* _Records supplied_
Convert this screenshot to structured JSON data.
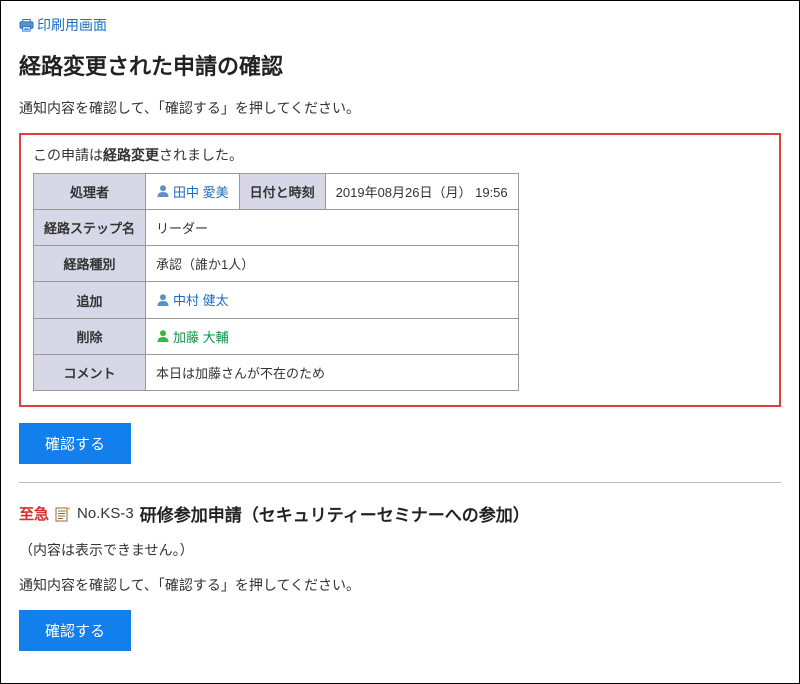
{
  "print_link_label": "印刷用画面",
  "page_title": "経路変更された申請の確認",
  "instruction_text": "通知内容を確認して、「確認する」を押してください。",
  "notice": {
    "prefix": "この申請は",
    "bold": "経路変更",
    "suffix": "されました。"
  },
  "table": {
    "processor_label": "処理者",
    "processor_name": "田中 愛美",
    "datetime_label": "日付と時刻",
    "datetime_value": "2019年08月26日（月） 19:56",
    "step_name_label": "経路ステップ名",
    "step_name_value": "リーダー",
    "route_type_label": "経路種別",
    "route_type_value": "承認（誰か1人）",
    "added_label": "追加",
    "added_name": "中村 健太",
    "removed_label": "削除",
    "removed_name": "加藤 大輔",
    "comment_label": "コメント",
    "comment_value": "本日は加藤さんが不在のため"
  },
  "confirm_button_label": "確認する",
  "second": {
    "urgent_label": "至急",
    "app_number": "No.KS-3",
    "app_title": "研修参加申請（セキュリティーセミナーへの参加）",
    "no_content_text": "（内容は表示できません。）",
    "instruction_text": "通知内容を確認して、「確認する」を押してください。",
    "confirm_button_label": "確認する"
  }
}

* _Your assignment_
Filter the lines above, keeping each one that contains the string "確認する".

* _Response below_
  "instruction_text": "通知内容を確認して、「確認する」を押してください。",
  "confirm_button_label": "確認する",
    "instruction_text": "通知内容を確認して、「確認する」を押してください。",
    "confirm_button_label": "確認する"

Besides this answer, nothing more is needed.